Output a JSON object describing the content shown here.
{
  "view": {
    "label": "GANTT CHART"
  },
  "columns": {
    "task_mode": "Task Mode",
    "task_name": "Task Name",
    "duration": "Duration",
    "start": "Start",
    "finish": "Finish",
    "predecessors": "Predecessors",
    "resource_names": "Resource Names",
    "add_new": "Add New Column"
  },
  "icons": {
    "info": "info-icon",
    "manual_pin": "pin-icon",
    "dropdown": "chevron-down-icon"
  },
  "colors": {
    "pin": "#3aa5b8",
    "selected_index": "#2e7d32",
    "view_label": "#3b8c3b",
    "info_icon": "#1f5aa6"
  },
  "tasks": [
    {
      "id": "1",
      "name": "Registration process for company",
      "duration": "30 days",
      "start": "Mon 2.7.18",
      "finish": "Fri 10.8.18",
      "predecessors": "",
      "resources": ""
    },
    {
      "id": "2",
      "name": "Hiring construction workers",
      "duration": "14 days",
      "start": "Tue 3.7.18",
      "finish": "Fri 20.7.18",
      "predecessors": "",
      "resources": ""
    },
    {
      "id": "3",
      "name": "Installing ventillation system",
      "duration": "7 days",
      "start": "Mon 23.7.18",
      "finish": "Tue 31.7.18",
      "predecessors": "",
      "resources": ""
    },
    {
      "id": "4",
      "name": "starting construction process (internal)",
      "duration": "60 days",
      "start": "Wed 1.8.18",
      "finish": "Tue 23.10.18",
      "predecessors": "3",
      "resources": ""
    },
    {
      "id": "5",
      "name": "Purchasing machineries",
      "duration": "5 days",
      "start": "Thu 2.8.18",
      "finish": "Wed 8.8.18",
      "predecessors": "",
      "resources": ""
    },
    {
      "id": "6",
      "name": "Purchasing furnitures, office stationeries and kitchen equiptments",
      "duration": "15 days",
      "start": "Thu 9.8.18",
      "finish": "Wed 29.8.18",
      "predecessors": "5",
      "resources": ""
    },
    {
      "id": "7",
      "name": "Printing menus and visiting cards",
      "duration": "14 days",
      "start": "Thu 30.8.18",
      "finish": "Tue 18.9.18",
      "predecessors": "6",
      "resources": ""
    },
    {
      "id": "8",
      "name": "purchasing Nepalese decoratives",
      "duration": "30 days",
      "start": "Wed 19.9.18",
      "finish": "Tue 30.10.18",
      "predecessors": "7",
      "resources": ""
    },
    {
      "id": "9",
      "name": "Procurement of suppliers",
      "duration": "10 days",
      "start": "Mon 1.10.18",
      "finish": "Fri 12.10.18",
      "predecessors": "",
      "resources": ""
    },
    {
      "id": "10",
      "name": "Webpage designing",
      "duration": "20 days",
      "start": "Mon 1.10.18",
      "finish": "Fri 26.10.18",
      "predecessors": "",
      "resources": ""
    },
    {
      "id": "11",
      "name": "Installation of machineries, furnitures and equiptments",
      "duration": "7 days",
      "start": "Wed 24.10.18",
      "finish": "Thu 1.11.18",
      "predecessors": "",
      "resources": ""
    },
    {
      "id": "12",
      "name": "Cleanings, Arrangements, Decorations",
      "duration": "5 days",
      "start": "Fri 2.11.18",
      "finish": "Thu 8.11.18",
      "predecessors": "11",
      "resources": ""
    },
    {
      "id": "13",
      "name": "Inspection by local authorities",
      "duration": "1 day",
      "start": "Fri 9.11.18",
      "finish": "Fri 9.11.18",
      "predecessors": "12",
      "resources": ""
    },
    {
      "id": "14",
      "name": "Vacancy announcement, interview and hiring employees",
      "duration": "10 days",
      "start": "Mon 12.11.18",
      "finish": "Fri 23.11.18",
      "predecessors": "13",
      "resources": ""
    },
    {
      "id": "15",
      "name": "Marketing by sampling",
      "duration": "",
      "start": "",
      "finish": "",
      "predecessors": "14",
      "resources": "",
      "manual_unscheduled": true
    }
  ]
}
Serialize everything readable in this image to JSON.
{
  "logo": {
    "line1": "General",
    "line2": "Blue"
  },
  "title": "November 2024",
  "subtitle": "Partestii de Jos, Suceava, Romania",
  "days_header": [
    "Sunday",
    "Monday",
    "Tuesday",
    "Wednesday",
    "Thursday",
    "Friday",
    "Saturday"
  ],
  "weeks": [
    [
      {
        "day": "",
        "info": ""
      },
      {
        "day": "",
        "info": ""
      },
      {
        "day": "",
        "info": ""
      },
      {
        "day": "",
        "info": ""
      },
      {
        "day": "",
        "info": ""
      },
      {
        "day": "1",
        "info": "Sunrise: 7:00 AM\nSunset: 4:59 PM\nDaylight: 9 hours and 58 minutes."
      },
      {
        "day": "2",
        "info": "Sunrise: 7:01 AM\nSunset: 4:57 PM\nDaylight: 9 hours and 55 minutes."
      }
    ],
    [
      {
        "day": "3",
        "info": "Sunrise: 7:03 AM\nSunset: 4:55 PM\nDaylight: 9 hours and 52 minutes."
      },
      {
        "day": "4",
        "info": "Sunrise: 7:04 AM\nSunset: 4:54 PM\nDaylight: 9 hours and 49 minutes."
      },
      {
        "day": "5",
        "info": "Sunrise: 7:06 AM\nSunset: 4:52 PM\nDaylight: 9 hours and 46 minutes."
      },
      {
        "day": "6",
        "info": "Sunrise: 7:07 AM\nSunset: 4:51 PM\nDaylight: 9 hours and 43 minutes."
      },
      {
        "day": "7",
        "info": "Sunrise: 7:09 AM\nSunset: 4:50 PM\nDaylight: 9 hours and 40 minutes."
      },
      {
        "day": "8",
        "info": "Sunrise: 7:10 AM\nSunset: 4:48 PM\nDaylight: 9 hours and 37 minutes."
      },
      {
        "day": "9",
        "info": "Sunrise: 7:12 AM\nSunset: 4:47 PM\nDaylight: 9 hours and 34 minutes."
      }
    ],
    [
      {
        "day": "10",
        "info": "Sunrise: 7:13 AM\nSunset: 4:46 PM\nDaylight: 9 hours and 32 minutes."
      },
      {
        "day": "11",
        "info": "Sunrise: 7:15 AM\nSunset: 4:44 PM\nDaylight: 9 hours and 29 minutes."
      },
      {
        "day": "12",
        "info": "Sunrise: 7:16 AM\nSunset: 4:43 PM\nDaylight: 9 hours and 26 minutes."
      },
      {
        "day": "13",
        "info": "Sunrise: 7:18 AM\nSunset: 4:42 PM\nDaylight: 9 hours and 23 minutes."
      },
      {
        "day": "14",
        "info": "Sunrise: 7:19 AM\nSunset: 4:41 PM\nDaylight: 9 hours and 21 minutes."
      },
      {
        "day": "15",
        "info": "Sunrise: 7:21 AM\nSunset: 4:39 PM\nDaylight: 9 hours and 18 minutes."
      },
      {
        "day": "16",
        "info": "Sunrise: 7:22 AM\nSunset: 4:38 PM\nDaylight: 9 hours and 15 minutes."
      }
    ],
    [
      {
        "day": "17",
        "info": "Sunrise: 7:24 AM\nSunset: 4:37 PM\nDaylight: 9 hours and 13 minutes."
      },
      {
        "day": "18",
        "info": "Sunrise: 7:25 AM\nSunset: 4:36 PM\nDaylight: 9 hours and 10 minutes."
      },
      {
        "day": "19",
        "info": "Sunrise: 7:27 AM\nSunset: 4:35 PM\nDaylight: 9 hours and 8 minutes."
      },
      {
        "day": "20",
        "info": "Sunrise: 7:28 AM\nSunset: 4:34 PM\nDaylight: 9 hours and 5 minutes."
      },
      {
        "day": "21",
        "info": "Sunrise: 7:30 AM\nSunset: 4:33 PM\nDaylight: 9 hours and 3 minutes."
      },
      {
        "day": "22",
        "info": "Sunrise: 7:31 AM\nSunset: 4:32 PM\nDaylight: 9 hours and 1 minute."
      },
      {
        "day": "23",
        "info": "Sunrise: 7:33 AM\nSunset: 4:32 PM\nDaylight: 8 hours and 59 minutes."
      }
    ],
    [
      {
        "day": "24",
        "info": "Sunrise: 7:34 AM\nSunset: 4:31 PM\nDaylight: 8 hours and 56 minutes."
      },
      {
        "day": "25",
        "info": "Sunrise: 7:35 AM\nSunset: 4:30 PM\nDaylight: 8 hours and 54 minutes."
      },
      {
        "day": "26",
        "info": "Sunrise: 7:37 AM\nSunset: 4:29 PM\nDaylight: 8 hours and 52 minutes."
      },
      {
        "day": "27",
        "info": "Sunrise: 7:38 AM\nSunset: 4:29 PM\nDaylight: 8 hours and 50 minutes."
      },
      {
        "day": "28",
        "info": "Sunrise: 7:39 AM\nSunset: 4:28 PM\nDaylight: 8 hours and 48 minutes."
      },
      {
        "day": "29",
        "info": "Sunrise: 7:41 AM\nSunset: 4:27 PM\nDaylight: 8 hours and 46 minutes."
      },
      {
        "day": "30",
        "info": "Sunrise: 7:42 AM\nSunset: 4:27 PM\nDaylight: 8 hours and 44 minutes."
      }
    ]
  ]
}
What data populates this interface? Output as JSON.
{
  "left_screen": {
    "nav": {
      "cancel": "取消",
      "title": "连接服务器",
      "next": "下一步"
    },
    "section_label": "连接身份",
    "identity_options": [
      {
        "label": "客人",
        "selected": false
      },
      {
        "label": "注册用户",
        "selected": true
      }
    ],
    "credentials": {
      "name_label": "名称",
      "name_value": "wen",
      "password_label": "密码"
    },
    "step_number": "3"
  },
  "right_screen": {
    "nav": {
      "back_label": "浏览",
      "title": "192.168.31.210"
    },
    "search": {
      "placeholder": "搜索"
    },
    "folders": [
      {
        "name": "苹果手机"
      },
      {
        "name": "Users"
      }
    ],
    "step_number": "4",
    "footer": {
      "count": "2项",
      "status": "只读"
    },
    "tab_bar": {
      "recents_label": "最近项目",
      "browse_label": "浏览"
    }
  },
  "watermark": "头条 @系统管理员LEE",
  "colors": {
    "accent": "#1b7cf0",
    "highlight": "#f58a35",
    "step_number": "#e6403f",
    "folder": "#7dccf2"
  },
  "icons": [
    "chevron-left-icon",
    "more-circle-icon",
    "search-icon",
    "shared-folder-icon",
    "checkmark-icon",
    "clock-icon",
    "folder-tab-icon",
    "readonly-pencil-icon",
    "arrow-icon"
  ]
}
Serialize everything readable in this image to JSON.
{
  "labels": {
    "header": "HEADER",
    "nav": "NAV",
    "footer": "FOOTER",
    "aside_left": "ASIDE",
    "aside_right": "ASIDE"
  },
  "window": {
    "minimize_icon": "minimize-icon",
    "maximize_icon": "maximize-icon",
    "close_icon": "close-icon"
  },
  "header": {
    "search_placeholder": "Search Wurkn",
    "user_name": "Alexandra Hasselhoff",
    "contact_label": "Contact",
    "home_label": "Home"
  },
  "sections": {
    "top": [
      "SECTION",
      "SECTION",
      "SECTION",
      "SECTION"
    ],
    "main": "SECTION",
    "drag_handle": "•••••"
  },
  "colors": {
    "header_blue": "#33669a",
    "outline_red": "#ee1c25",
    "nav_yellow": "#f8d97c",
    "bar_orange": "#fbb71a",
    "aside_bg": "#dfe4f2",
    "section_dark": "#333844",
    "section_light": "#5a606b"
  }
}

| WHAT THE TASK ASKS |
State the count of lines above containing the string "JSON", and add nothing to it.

| EXERCISE OUTPUT |
4